The Non-Gaussian noise amplitude distribution model may
be given by the WMC Distribution function 141. The bit
error probability for one pulse is found by integrating the
WMC Distribution function on the wrong side of the
decision threshold mT.
0 iii, *T iiil m-
Figure- 3 Non-Gaussian Noise Amplitude
Distribution in APD photoreceiver. High
power (right) represents a "1" and low
power (left) represents a "0" with
residual light.
6. Conclusion
The developed systemachieves a bit error rate of better
than 10" at 2 Mbps for the command and telemetry signals
and a signal to noise ratio of better than 48 dB for the
video signal under normal working conditions. A system
margin of 16 dB has been catered for additional fiber
attenuation, such as microbending loss, which may be
incurred during the installation process of the optical fiber
a video PFM carrier centred at 25 MHz. In order to operate-
the link at a higher data speed, a wider separation of the
carrier frequencies is necessary to avoid any possible
interference between the side-bands of the FSK signal and
the PFM signal. Test results showed that there was an
excellent isolation between the optical wavelengths in the
uplink and downlink channels. No significant interference
was detected in either direction of the link.
Computer programdeveloped by the Communication ID
Laboratory in the NTU was adopted for the purpose of
systemperformance prediction and evaluation (Refer to
[6]). In that, results generated by the simulation program
were verified with measured results and validity of the
theoretical analysis and simulation models were proven.
Both simulation models using Gaussian and Non-Gaussian
noise distribution were examined. The Non-Gaussian model
was found to be more realistic when theoretical and
measured results are compared, although the difference was
not subtle (Refer to [6]).
[ 13 Paul E. Green, J r, Fiber Optic Networks, Prentice-
Hall, 1993.
[2] Robert J. Hoss, Fiber Optic Communications
Design Handbook, Prentice-Hall, 1990.
[3] S . Geckeler, Modeling of Fiber-optic
Transmission System on Desktop Computers,
IEEE I nternational Conference on
Communications, Philadephia, paper 19.2, 1988.
S. Geckeler, Fast Numerical Approximation of Bit

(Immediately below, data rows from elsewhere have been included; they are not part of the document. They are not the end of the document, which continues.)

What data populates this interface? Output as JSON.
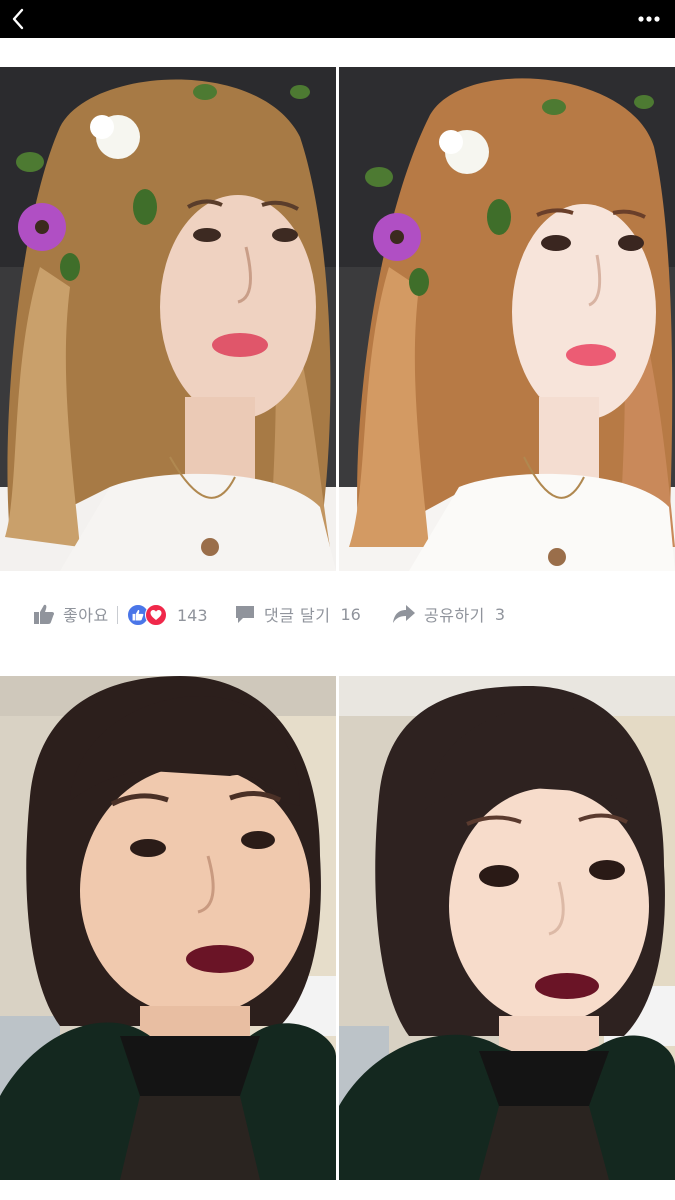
{
  "header": {
    "back_icon": "chevron-left-icon",
    "more_icon": "more-dots-icon"
  },
  "actions": {
    "like_label": "좋아요",
    "reaction_count": "143",
    "comment_label": "댓글 달기",
    "comment_count": "16",
    "share_label": "공유하기",
    "share_count": "3"
  },
  "colors": {
    "topbar": "#000000",
    "action_text": "#90949c",
    "like_blue": "#4a76e8",
    "love_red": "#f0284a"
  }
}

Error Rate Caused by Non-Gaussian Noise, ICQC,
Philadephia, 1988.
S . Geckeler, Optical Fiber Transmission Systems,
Artech House, Boston, 1987.
K.C Neo and WF Tai, Modeling of High Speed
Fiber-optic Transmission Systems, Final year
Project, School of EEE, NTU, Singapon% 1993.
The proposal of utilizing frequency multiplexing and
optical wavelength division multiplexing scheme in this
project was found feasible. Thesystemdeveloped has a
FSK carrier centred at 10 h4HZ for the telemetry signal and